In 2010, Congress passed the Dodd Frank Act, which directs the Commission to issue rules requiring certain companies to disclose their use of conflict minerals if those minerals are necessary to the functionality or production of a product manufactured by those companies. Under the Act, those minerals include tantalum, tin, gold or tungsten. Congress enacted Section 1502 of the Act because of concerns that the exploitation and trade of conflict minerals by armed groups is helping to finance conflict in the DRC region and is contributing to an emergency humanitarian crisis. Section 1502 of the Act amends the Securities and Exchange Act of 1934 to add Section 13.
See full list on sec.gov
The final rule applies to a company that uses minerals including tantalum, tin, gold or tungsten if: 1. The company files reports with the SEC under the Exchange Act. 2. The minerals are necessary to the functionality or production of a product manufactured or contracted to be manufactured by the company. The final rule requires a company to provide the disclosure on a new form to be filed with the SEC .
A company is considered to be contracting to manufacture a product if it has some actual influence over the manufacturing of that product. This determination is based on facts and circumstances, taking into account the degree of influence a company exercises over the products manufacturing. A company is not be deemed to have influence over the manufacturing if it merely: 1. Affixes its brand, marks, logo, or label to a generic product manufactured by a third party. 2. Services, maintains, or repairs a product manufactured by a third party. 3. Specifies or negotiates contractual terms with a manufacturer that do not directly relate to the manufacturing of the product. The requirements apply equally to domestic and foreign issuers.
Under the final rule, companies that are required to file a Conflict Minerals Report must exercise due diligence on the source and chain of custody of their conflict minerals. The due diligence measures must conform to a nationally or internationally recognized due diligence framework, such as the due diligence guidance approved by the Organisation for Economic Co operation and Development . DRC Conflict Free If a company determines that its products are DRC conflict free that is the minerals may originate from the covered countries but did not finance or benefit armed groups then the company must undertake the following audit and certification requirements: 1. Obtain an independent private sector audit of its Conflict Minerals Report 2. Certify that it obtained such an audit. 3. Include the audit report as part of the Conflict Minerals Report. 4. Identify the auditor. Not Been Found to Be DRC Conflict Free If a companys products have not been found to be DRC conf...

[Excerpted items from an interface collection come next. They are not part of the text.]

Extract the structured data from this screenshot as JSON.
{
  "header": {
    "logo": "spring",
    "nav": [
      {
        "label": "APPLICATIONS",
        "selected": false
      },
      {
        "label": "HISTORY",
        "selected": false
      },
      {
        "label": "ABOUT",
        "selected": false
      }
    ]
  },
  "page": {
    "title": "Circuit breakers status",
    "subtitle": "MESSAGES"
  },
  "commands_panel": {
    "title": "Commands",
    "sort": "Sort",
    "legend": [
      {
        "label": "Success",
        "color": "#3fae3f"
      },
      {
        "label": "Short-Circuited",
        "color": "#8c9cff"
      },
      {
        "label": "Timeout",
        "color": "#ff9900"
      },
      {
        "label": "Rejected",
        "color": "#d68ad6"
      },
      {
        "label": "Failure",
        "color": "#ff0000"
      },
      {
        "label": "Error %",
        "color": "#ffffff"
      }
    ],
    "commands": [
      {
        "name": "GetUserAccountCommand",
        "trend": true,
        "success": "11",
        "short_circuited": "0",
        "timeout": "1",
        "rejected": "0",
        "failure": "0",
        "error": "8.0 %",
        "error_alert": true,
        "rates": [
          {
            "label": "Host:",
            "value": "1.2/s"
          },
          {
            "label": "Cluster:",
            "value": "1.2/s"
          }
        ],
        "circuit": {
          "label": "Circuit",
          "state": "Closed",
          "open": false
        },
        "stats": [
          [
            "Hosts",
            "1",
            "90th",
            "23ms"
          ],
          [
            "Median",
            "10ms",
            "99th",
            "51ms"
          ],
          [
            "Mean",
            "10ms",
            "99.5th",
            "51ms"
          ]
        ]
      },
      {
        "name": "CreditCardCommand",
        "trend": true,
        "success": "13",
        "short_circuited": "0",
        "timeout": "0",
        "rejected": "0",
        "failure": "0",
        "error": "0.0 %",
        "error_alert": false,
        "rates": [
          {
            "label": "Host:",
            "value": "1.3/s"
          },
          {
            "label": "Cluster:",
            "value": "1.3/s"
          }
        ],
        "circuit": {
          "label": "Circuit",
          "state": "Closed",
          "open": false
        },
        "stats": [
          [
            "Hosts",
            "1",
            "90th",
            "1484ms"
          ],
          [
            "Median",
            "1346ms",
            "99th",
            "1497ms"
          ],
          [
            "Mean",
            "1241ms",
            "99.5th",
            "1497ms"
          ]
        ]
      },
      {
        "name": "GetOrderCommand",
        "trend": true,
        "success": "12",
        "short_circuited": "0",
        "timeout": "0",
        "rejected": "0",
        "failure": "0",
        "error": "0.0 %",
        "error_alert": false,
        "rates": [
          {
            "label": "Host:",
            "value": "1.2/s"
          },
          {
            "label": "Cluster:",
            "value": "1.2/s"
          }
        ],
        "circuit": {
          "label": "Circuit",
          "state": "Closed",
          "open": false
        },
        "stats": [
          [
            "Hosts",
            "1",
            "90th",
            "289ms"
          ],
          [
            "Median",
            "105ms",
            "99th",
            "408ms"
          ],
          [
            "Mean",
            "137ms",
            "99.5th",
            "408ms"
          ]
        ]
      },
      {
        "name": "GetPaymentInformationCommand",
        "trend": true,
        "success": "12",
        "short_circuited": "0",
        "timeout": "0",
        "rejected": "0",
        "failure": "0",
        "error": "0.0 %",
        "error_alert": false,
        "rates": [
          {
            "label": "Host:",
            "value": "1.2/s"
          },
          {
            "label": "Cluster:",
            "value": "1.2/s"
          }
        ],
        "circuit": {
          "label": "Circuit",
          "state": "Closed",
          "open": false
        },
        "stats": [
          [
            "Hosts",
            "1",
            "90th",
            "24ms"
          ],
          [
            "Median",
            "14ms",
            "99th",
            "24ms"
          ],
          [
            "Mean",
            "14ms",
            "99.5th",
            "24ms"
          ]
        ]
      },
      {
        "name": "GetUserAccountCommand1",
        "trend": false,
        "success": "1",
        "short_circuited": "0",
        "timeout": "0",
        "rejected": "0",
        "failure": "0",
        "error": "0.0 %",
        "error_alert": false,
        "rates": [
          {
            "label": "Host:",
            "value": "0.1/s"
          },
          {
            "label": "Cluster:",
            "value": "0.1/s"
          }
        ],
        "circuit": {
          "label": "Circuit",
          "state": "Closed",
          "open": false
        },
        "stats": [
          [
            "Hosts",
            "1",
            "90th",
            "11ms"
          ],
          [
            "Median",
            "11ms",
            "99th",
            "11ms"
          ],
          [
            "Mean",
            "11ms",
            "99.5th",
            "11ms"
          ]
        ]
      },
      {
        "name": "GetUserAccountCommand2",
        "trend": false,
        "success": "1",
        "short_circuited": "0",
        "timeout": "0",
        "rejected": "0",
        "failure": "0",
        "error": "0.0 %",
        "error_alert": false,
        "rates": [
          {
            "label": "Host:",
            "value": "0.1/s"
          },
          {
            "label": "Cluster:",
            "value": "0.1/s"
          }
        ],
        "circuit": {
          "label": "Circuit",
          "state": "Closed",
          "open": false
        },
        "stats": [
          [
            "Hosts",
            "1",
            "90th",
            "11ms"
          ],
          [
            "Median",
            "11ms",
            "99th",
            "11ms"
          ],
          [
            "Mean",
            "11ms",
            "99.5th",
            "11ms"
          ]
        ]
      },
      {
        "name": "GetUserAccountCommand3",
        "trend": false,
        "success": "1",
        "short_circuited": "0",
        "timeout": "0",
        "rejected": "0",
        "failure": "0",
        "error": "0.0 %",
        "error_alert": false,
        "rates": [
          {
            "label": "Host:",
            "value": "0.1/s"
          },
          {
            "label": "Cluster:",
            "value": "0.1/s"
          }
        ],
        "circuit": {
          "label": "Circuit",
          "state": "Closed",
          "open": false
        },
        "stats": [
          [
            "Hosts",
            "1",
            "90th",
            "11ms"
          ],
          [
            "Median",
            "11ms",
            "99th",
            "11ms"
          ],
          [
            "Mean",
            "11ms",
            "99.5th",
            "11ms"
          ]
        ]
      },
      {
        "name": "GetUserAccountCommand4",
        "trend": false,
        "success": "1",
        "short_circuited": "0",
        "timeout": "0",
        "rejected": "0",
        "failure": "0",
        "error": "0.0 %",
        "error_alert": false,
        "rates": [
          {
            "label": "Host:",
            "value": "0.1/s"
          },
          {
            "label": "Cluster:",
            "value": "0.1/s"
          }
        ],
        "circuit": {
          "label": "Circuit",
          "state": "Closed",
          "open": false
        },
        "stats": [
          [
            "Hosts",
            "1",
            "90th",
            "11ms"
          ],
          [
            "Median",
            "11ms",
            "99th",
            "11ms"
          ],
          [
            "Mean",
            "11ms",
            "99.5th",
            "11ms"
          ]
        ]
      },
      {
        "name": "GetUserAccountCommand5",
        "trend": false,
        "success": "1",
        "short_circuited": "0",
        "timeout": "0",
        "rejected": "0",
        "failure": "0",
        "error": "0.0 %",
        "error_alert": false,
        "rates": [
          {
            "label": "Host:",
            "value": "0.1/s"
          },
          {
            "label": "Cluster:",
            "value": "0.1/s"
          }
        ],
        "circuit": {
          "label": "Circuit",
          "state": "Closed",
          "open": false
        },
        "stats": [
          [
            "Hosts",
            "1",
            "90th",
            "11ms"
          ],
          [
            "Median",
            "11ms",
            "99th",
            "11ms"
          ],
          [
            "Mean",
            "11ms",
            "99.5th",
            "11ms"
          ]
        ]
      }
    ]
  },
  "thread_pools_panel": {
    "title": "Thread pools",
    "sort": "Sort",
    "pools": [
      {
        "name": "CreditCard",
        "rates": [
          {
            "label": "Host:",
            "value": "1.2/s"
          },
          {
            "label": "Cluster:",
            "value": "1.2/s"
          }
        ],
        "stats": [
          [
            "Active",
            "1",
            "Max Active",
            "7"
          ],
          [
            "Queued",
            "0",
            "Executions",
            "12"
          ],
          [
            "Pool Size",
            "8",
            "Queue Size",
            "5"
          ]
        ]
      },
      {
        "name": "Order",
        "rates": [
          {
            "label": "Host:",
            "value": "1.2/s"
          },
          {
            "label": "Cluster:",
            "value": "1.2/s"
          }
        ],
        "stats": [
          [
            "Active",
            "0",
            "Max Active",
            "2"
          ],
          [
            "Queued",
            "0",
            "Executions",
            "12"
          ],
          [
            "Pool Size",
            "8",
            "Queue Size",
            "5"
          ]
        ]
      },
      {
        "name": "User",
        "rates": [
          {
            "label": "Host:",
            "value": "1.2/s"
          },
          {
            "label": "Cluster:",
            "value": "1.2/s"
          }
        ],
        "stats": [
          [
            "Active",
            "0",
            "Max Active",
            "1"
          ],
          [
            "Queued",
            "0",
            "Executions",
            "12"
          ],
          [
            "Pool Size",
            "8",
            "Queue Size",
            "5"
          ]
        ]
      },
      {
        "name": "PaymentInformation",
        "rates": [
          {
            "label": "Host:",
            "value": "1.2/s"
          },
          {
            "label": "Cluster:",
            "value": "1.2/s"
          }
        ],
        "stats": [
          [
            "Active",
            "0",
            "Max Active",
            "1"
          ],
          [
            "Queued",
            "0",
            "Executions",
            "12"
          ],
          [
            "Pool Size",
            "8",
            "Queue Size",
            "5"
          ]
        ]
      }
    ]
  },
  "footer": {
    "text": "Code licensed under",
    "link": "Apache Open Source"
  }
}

The main mining legislation is the Philippine Mining Act of 1995, Republic Act No. 7942 and its Implementing Rules and Regulations , Department of Environment and Natural Resources Administrative Order No. 21 10. The Mining Act governs large scale exploration, development and utilisation of mineral resources.
The principal means of acquiring mining rights on federal lands is location of mining claims under the Mining Law of 1872. That statute, enacted when the West was being settled and federal policy encouraged disposal of public domain lands, still governs the location of metallic minerals such as gold, silver, tin and copper, as well as other ...
The minerals on Federal lands are divided into three categories, each subject to different laws and regulations. Locatable, which are subject to the Mining Law of 1872, as amended, include gold, silver, copper and other hard rock minerals. Leasable minerals, such as coal and a host of other commodities, are subject to various Mineral Leasing Acts.